In 1990 WBro Brynley Rees (WM 1966) had been given the task of getting Bro Rev Ivor Parry’s History of St. David’s Lodge entitled “These Hundred Years” printed. A week before he died he was still concerned that he had failed in his task because his copy of the manuscript had been lost. W.Bros Stuart Evans and Gareth Gait promised to find the lost history, which they did but it was not printed until 1997.
WBro Stuart L Evans and his father Bro Leslie J Evans presented an Apron Cushion embroidered with the Lodge Emblem to the Lodge in 1999. At the Installation of the new ProvGM, RtWBro Hywel Davies in 1999, both St.David’s and Aberpennar Masters were delegated to form part of his escort.
The Lodge Committee sought ideas for a new Banner as the condition of the old one had deteriorated over the years. After some months during which the College of Arms refused several designs submitted, the final Banner design was agreed and manufactured. It was Dedicated on 13September 2000

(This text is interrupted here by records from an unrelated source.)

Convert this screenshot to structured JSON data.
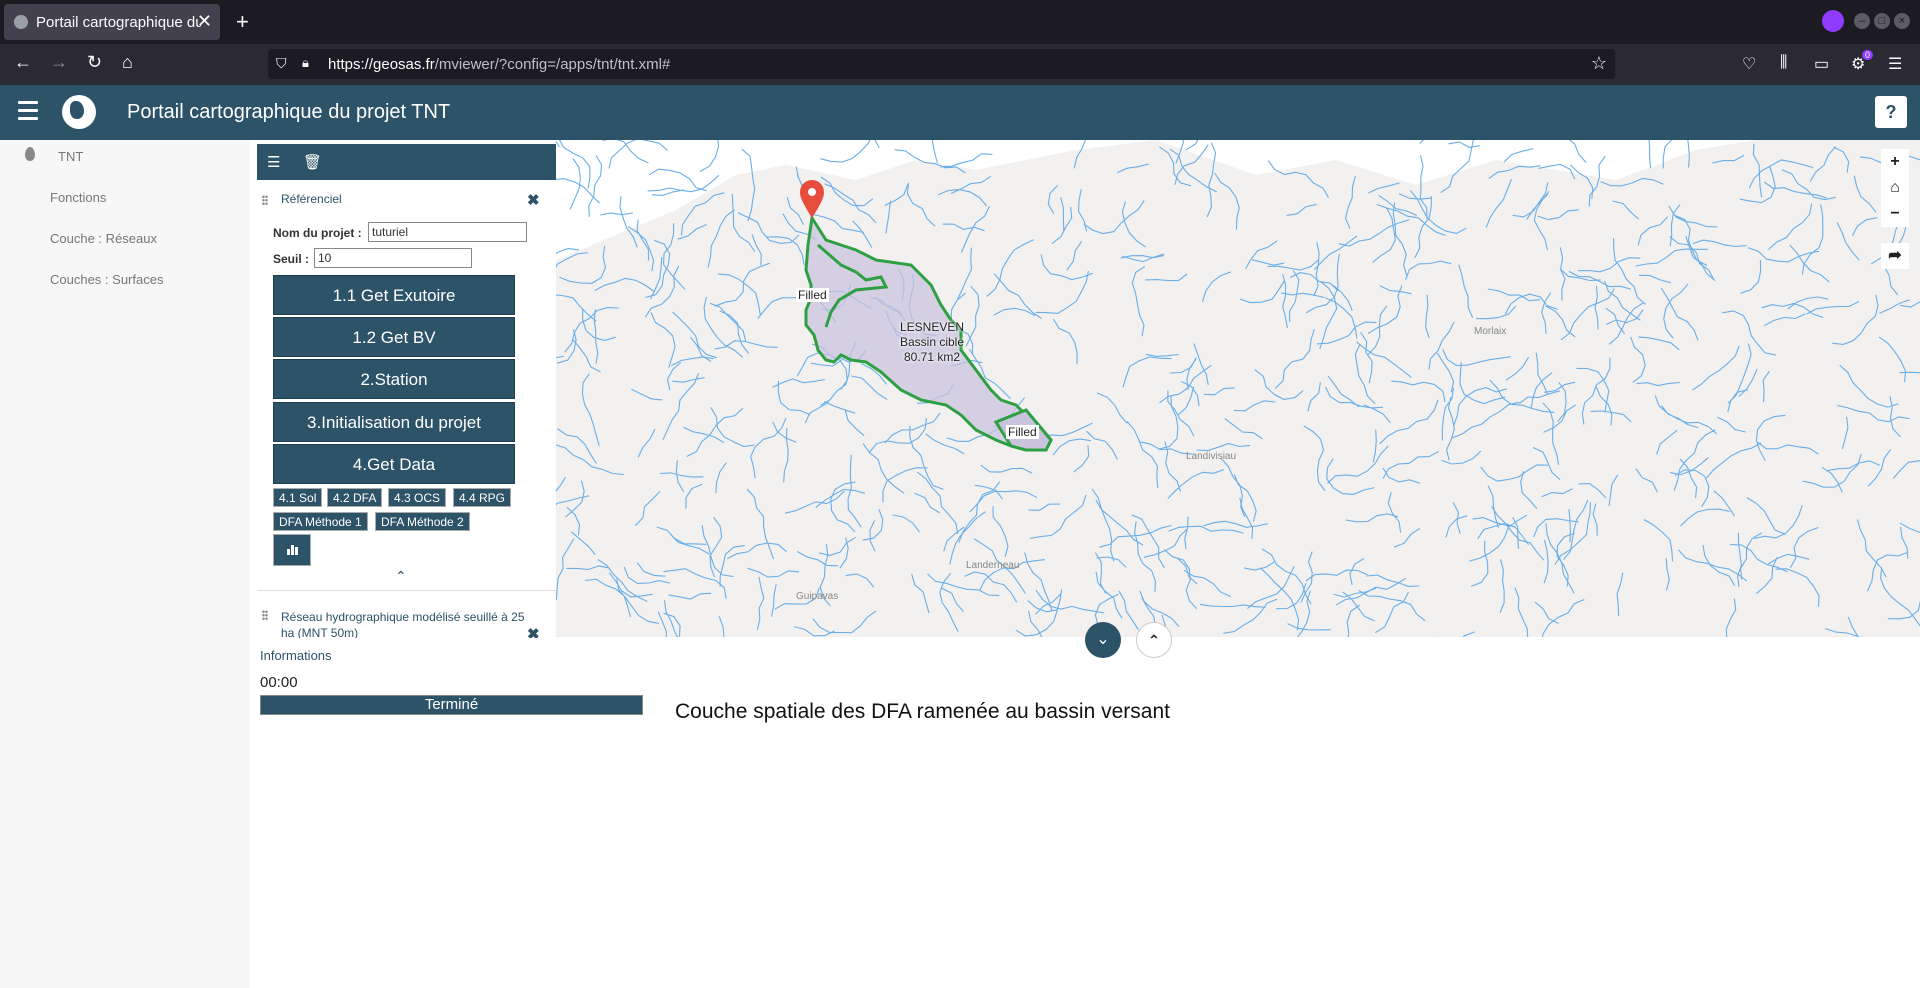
{
  "browser": {
    "tab_title": "Portail cartographique du projet TNT",
    "url_host": "https://geosas.fr",
    "url_path": "/mviewer/?config=/apps/tnt/tnt.xml#",
    "new_tab": "+",
    "close_tab": "✕",
    "badge_count": "0"
  },
  "header": {
    "title": "Portail cartographique du projet TNT",
    "help": "?"
  },
  "sidebar": {
    "items": [
      {
        "label": "TNT"
      },
      {
        "label": "Fonctions"
      },
      {
        "label": "Couche : Réseaux"
      },
      {
        "label": "Couches : Surfaces"
      }
    ]
  },
  "panel": {
    "layer1_title": "Référenciel",
    "project_label": "Nom du projet :",
    "project_value": "tuturiel",
    "seuil_label": "Seuil :",
    "seuil_value": "10",
    "buttons": [
      "1.1 Get Exutoire",
      "1.2 Get BV",
      "2.Station",
      "3.Initialisation du projet",
      "4.Get Data"
    ],
    "small_buttons": [
      "4.1 Sol",
      "4.2 DFA",
      "4.3 OCS",
      "4.4 RPG",
      "DFA Méthode 1",
      "DFA Méthode 2"
    ],
    "layer2_title": "Réseau hydrographique modélisé seuillé à 25 ha (MNT 50m)"
  },
  "map": {
    "labels": {
      "filled1": "Filled",
      "filled2": "Filled",
      "town": "LESNEVEN",
      "basin": "Bassin cible",
      "area": "80.71 km2"
    },
    "places": [
      "Morlaix",
      "Landivisiau",
      "Landerneau",
      "Guipavas"
    ],
    "controls": {
      "zoom_in": "+",
      "home": "⌂",
      "zoom_out": "−",
      "share": "➦"
    }
  },
  "info": {
    "title": "Informations",
    "timer": "00:00",
    "status": "Terminé",
    "caption": "Couche spatiale des DFA ramenée au bassin versant"
  },
  "colors": {
    "primary": "#2c5367",
    "river": "#6aaee8",
    "basin_outline": "#2ea043",
    "basin_fill": "#c9c3dd",
    "marker": "#e74c3c"
  }
}
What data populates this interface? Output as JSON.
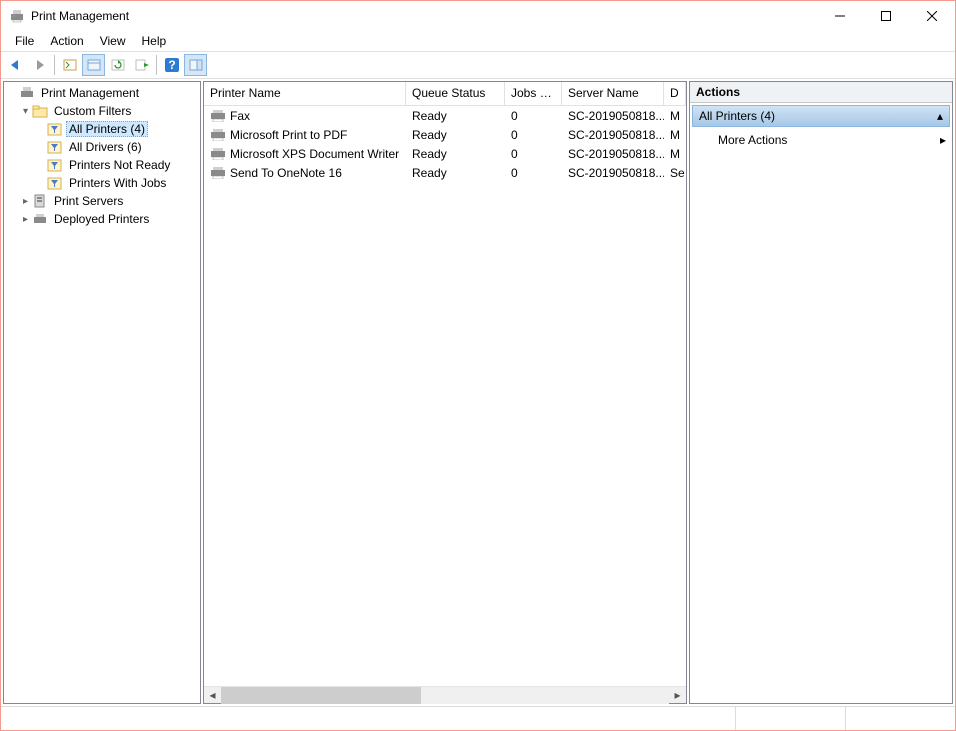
{
  "window": {
    "title": "Print Management"
  },
  "menu": {
    "file": "File",
    "action": "Action",
    "view": "View",
    "help": "Help"
  },
  "tree": {
    "root": "Print Management",
    "custom_filters": "Custom Filters",
    "all_printers": "All Printers (4)",
    "all_drivers": "All Drivers (6)",
    "printers_not_ready": "Printers Not Ready",
    "printers_with_jobs": "Printers With Jobs",
    "print_servers": "Print Servers",
    "deployed_printers": "Deployed Printers"
  },
  "columns": {
    "printer_name": "Printer Name",
    "queue_status": "Queue Status",
    "jobs_in": "Jobs In …",
    "server_name": "Server Name",
    "driver": "D"
  },
  "rows": [
    {
      "name": "Fax",
      "status": "Ready",
      "jobs": "0",
      "server": "SC-2019050818...",
      "drv": "M"
    },
    {
      "name": "Microsoft Print to PDF",
      "status": "Ready",
      "jobs": "0",
      "server": "SC-2019050818...",
      "drv": "M"
    },
    {
      "name": "Microsoft XPS Document Writer",
      "status": "Ready",
      "jobs": "0",
      "server": "SC-2019050818...",
      "drv": "M"
    },
    {
      "name": "Send To OneNote 16",
      "status": "Ready",
      "jobs": "0",
      "server": "SC-2019050818...",
      "drv": "Se"
    }
  ],
  "actions": {
    "title": "Actions",
    "section": "All Printers (4)",
    "more_actions": "More Actions"
  }
}
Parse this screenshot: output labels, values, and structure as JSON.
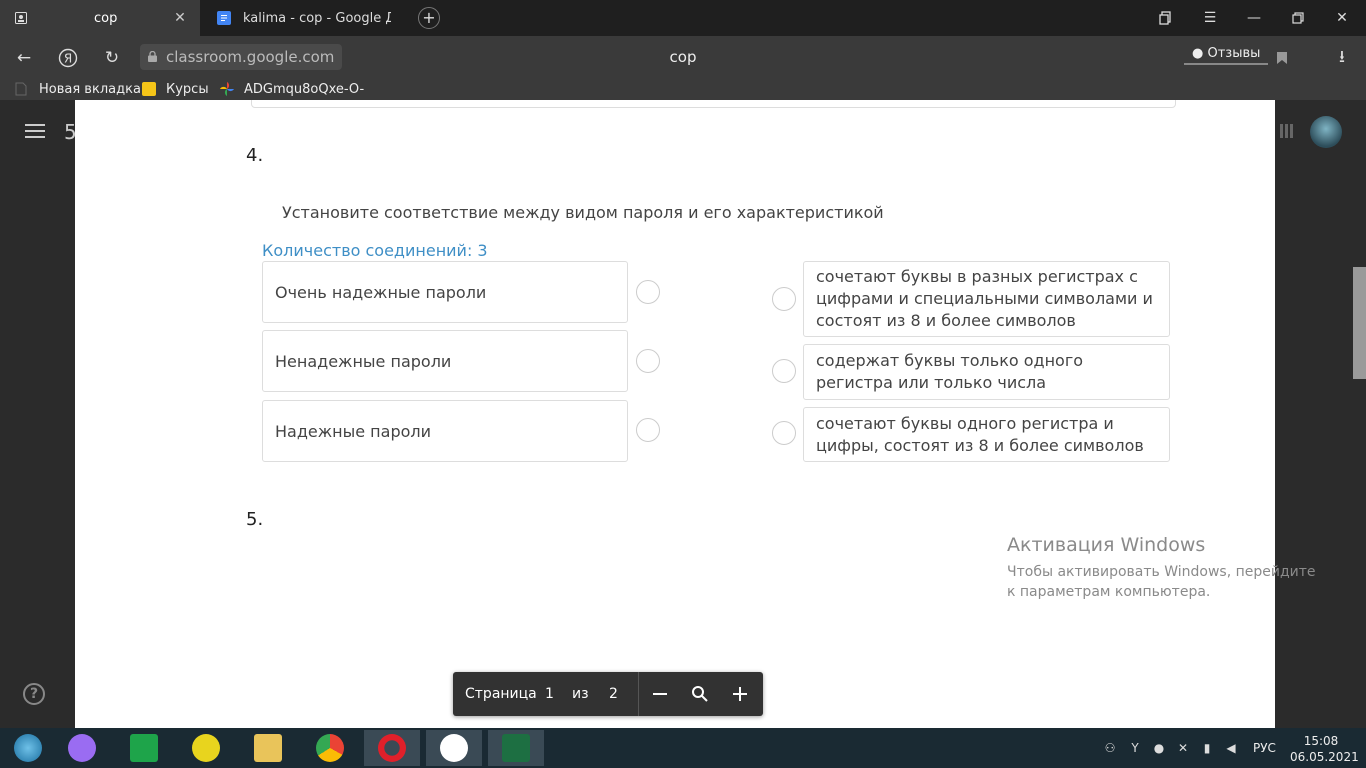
{
  "browser": {
    "tabs": [
      {
        "title": "сор",
        "active": true
      },
      {
        "title": "kalima - сор - Google Док",
        "active": false
      }
    ],
    "url": "classroom.google.com",
    "page_title": "сор",
    "reviews_label": "Отзывы",
    "bookmarks": [
      {
        "label": "Новая вкладка"
      },
      {
        "label": "Курсы"
      },
      {
        "label": "ADGmqu8oQxe-O-"
      }
    ]
  },
  "header": {
    "partial_title": "5"
  },
  "doc": {
    "question4_number": "4.",
    "question4_text": "Установите соответствие между видом пароля и его характеристикой",
    "connections_label": "Количество соединений: 3",
    "left_items": [
      {
        "label": "Очень надежные пароли"
      },
      {
        "label": "Ненадежные пароли"
      },
      {
        "label": "Надежные пароли"
      }
    ],
    "right_items": [
      {
        "label": "сочетают буквы в разных регистрах с цифрами и специальными символами и состоят из 8 и более символов"
      },
      {
        "label": "содержат буквы только одного регистра или только числа"
      },
      {
        "label": "сочетают буквы одного регистра и цифры, состоят из 8 и более символов"
      }
    ],
    "question5_number": "5."
  },
  "pager": {
    "page_label": "Страница",
    "current_page": "1",
    "of_label": "из",
    "total_pages": "2"
  },
  "watermark": {
    "title": "Активация Windows",
    "subtitle": "Чтобы активировать Windows, перейдите к параметрам компьютера."
  },
  "taskbar": {
    "language": "РУС",
    "time": "15:08",
    "date": "06.05.2021"
  },
  "colors": {
    "accent_link": "#3f8fc6",
    "doc_background": "#ffffff",
    "chrome_dark": "#3a3a3a"
  }
}
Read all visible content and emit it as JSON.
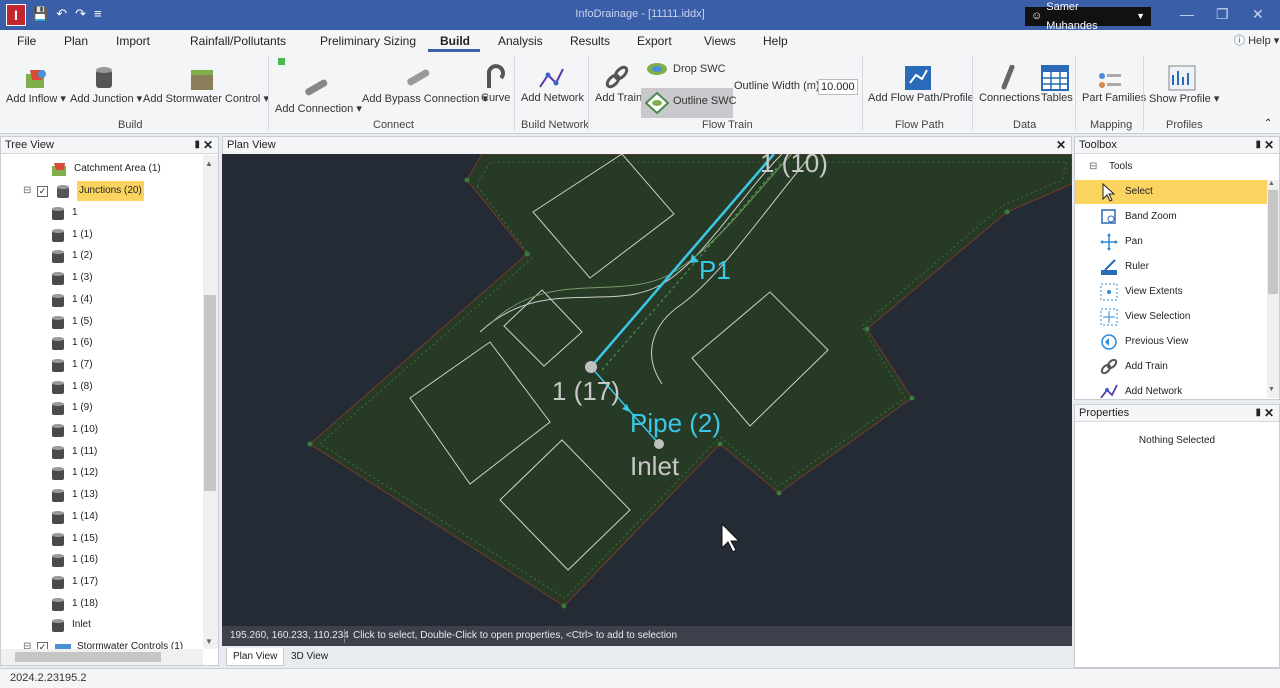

In common with most Lodges the last few years has seen a steady decline in attendances.. Hopefully we will not fall on hard times like our forefathers during the years of the depression, but sadly, 2006 marked the first time since the War years that St. David’s failed to Initiate a Candidate at their April Meeting.
The 150th Anniversary of the Consecration of the Lodge was held on 10 May 2006 at which the ProvGM RtWBro Hywel Davies unveiled a commemorative plaque. He was in turn presented with a suitably inscribed Masonic Bible to mark the occasion.
In 2013 the Lodge installed a glass fronted cabinet, positioned in the Dining Hall, to display memorabilia, etc., which had been accrued over many years
Compiled by: WBro Graham D Hobson PPrGSupt.Wks.
(Some information obtained from:-”THESE HUNDRED YEARS” by Bro Rev R Ivor Parry MA, PPrGChap and other sources.)